--- Data in this exercise Enclosed Below ---
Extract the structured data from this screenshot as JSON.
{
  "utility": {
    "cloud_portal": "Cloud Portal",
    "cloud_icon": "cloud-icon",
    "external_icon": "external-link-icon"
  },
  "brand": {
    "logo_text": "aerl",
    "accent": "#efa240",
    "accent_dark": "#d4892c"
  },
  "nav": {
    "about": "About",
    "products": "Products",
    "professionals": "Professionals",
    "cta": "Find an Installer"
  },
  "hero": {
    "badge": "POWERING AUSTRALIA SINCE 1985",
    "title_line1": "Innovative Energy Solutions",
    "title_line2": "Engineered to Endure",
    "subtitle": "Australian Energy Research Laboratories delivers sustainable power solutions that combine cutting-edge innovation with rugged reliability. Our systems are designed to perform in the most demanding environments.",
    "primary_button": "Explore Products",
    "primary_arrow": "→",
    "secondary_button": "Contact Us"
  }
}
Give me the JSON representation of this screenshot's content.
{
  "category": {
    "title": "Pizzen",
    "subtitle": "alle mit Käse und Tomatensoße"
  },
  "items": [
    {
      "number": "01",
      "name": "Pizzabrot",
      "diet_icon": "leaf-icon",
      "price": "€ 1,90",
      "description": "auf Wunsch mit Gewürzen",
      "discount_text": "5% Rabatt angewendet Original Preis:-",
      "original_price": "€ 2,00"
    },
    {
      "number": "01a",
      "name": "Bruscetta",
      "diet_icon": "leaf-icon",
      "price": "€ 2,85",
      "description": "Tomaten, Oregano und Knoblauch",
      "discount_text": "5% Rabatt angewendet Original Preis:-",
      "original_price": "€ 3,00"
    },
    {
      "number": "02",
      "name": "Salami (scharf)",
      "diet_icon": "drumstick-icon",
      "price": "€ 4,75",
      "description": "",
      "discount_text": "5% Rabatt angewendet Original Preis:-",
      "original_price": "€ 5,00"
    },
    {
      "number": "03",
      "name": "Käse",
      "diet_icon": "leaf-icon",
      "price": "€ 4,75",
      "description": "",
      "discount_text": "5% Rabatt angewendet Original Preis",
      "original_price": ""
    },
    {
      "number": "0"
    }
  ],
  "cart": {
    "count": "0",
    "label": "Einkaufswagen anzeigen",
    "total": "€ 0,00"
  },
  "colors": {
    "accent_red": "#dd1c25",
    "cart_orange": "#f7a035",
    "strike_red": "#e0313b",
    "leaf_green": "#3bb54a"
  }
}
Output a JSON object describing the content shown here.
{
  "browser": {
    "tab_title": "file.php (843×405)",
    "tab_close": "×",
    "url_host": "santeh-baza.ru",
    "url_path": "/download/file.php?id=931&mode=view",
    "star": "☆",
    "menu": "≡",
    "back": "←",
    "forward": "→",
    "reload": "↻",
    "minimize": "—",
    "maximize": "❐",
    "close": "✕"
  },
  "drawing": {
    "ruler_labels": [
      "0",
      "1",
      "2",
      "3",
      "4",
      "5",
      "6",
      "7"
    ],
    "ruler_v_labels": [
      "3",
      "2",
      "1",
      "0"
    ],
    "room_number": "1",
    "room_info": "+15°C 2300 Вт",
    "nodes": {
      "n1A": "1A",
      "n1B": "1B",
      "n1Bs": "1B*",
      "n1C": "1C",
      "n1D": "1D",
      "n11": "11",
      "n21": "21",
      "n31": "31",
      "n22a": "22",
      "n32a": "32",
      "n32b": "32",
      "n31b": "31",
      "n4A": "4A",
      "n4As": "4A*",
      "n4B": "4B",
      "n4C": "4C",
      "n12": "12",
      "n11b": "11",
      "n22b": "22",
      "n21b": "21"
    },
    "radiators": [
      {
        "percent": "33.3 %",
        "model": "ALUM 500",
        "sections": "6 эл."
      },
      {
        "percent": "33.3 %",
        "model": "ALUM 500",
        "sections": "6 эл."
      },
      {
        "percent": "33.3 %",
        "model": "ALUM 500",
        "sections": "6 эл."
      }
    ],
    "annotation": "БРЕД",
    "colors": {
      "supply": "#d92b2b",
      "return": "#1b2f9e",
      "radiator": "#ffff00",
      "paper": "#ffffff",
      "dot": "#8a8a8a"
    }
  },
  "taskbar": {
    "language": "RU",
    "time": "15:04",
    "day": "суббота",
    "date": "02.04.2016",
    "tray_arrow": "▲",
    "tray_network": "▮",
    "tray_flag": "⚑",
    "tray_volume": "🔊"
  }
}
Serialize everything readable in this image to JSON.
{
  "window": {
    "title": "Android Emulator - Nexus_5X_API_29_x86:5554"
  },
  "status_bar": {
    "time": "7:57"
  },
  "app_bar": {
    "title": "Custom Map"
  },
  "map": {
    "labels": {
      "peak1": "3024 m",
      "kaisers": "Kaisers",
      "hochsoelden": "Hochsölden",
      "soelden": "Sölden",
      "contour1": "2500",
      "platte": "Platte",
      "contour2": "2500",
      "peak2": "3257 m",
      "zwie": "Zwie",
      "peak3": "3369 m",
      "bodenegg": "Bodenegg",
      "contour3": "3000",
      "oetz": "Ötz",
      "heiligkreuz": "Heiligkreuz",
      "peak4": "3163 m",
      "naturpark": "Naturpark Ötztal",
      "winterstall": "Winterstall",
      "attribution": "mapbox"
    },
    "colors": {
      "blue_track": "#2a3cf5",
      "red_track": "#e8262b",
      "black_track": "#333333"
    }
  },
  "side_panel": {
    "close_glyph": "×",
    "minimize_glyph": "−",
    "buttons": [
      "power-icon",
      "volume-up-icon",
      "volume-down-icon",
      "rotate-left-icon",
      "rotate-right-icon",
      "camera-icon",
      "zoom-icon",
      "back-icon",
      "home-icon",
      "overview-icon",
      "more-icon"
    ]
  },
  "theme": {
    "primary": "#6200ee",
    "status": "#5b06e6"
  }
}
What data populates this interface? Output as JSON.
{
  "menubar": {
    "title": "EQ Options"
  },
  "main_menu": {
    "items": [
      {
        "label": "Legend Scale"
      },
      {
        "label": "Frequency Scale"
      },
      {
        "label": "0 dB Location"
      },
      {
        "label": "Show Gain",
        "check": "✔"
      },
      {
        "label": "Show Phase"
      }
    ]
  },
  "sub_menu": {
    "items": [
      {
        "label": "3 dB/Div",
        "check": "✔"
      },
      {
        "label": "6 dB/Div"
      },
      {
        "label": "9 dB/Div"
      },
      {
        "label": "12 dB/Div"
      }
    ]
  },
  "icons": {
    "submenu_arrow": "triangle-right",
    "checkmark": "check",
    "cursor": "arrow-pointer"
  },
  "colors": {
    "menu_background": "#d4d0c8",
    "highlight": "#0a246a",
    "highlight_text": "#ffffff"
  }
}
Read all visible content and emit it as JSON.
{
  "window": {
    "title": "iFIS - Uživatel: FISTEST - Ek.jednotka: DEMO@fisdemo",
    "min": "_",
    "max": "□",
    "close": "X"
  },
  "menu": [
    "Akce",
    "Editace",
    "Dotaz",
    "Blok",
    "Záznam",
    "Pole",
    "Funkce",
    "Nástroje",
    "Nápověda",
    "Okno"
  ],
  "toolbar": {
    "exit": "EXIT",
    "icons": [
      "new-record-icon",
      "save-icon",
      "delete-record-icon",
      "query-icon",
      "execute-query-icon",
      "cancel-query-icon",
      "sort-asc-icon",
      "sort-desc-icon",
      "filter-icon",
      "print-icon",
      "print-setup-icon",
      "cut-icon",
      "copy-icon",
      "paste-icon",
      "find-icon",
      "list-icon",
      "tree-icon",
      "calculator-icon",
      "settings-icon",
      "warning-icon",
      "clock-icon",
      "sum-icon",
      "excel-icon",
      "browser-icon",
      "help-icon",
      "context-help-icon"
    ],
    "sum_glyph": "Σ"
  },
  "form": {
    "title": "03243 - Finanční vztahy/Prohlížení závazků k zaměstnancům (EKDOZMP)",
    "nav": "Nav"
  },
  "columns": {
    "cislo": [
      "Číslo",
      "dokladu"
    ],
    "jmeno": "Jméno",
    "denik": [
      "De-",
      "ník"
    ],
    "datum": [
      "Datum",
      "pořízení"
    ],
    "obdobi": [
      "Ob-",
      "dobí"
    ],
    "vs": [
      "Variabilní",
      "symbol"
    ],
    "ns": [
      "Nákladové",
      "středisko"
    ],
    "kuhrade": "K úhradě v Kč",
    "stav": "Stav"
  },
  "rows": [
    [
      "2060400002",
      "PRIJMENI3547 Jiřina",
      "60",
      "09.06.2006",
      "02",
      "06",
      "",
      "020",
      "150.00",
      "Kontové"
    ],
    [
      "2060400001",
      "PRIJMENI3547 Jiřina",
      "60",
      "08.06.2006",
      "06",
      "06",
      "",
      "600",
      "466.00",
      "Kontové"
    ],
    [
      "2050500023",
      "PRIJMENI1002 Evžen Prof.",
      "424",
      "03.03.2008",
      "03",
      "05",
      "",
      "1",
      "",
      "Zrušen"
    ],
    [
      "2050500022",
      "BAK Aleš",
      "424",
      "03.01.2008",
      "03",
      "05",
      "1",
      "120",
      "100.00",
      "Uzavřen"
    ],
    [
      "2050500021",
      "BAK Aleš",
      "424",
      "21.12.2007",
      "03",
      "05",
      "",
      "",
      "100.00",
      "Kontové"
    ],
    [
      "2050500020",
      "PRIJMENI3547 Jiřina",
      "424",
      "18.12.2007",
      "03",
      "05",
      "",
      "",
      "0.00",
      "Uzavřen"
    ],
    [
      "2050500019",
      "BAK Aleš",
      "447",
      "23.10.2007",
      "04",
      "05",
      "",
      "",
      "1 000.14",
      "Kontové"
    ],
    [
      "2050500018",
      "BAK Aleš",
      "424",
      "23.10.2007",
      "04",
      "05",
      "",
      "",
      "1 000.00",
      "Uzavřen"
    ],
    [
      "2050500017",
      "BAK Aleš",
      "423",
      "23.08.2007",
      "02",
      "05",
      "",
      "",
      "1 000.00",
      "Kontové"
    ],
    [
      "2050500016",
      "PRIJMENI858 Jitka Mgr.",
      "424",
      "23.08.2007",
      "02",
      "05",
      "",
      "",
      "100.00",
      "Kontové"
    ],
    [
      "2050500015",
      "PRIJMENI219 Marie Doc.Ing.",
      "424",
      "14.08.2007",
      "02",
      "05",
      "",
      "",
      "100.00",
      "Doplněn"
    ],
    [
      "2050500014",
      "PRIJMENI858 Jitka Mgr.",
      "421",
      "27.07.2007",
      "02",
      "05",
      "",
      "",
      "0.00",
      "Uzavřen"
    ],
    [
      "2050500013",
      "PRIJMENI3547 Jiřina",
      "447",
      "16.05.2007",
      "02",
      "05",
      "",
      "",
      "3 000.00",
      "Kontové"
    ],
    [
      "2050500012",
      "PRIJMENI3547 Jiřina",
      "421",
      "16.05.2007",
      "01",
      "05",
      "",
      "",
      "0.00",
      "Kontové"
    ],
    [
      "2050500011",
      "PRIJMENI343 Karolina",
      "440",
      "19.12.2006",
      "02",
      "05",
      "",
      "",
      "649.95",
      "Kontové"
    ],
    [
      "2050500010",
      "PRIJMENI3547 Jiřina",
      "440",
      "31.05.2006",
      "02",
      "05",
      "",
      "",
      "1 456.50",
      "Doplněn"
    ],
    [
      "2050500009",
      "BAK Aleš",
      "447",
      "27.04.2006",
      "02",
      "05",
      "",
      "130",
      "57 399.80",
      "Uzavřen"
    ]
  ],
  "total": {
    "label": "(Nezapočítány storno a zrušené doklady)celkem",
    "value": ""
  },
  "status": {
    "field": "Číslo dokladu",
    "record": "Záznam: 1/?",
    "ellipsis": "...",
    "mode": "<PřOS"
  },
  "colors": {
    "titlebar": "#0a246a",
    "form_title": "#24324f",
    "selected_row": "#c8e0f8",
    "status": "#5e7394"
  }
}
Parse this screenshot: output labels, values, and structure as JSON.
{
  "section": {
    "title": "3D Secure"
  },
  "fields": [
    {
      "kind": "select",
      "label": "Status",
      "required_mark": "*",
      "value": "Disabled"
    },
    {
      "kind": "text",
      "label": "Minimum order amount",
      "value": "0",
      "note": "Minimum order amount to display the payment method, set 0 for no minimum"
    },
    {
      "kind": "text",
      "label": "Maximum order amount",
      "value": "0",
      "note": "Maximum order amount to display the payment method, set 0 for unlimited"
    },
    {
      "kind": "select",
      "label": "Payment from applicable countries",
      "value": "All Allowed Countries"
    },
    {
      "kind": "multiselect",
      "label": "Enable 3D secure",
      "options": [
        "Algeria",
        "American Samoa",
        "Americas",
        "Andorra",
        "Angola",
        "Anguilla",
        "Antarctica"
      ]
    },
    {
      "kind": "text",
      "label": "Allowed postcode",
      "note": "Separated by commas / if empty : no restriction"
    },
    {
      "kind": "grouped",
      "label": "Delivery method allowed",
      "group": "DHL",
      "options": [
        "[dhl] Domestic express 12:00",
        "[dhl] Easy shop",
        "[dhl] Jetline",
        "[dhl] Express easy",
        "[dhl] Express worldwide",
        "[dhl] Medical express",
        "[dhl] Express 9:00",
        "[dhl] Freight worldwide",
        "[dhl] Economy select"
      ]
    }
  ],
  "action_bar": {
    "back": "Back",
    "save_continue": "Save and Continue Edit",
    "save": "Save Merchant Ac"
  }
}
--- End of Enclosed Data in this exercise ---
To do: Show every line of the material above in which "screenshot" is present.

Solution to this exercise:
Extract the structured data from this screenshot as JSON.
Give me the JSON representation of this screenshot's content.
Parse this screenshot: output labels, values, and structure as JSON.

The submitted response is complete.